Think of your shallow depth of field as a band of sharpness you can move in and out of your picture by adjusting your point of focus. In other words - where you choose to focus. In this first image I used a wide f/3 aperture and focused on the Strawberries.
As you can see, the strawberries are sharp and everything beyond them is soft.
And in this one I swapped focus from the strawberries to the ‘Naked Jam’ label on the jar.
By shifting where I focused I’ve moved this band of sharpness a bit further into the picture and made you notice the label first. I haven’t changed the aperture; I’ve only changed the place where I’m focusing.
As practice I suggest you set up a shot where you’re in close looking along a line of something. Go raid the cupboard and find some jars of your own maybe. Line up your shot and manually rotate the focus ring on the lens as you look through the viewfinder and you can see this band of sharpness ripple up and down the line.
OK – so now let’s take a look at increasing your depth of field. To do this you have to select a small aperture. That’s a high ‘f’ number like f/16 or more. (Don’t forget that as you make your aperture smaller you’re cutting down the amount of light getting to your camera’s sensor so using your light meter you must slow down your shutter speed to compensate and get the correct exposure.)
With a suitably small aperture (in this case f/16) depth of field expands on either side of where you focus. In this image I focused just a tiny bit behind the strawberries.
When you look back at all three ‘Naked Jam’ images you can see what a difference you can make by changing aperture and point of focus. Depth of Field truly is a wonderfully creative thing!
So when you want to emphasise the subject by putting them against a blurry background you use a wide aperture (low ‘f’ number) as in the pic of me in my cool red hat! And when you want to increase depth of field maybe for a landscape you use a small aperture (high ‘f’ number).

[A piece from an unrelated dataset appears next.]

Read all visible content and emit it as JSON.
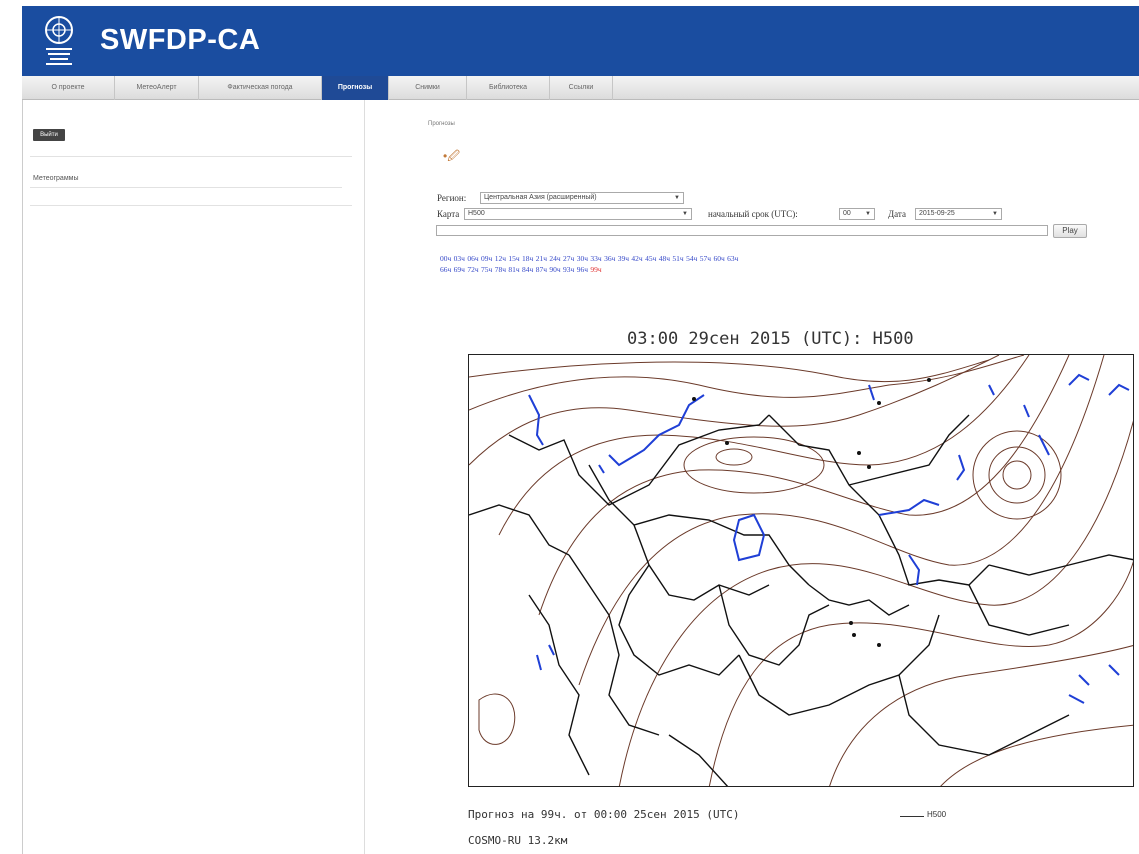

And the next question is - ‘where do I focus for maximum depth of field’? With landscapes like this a general rule of thumb is to focus about ten or fifteen feet in front of the lens and you’ll get maximum sharpness. If you’re signed up as a member on our site there’s a ‘Where to Focus
’ video in the ‘getting sharp images
Finally there’s one more piece of the depth of field jigsaw you need to know about. All long lenses have a much shallower depth of field than short ones. As you increase your zoom depth of field shrinks and as you decrease it depth of field expands. So for lots of depth of field you must use a shorter lens - and for minimum depth of field use a longer one. This naturally leads to shorter lenses (10 – 20mm) for landscapes and long ones (100mm +) for portraits.
By the way, there’s loads of useful tips and techniques to help you understand use of lenses in the ‘Camera lenses
’ section on our site.
Well that’s all from me for the next couple of weeks. Go and practice using your apertures with your own lenses. Try the exercise I mentioned earlier because it’s in practicing you’ll experience what I’m talking about and it’ll make sense. No one ever managed to read this stuff and remember it three weeks later.
Next time I’ll be showing you how to use your shutter speeds creatively to freeze and blur movement.
Don’t forget I’m offering you a deal on our photography training DVD Digital Photography Exposed
– the movie. Use discount code epzguides and we’ll give you £5 off the usual price.
Happy shooting until next time.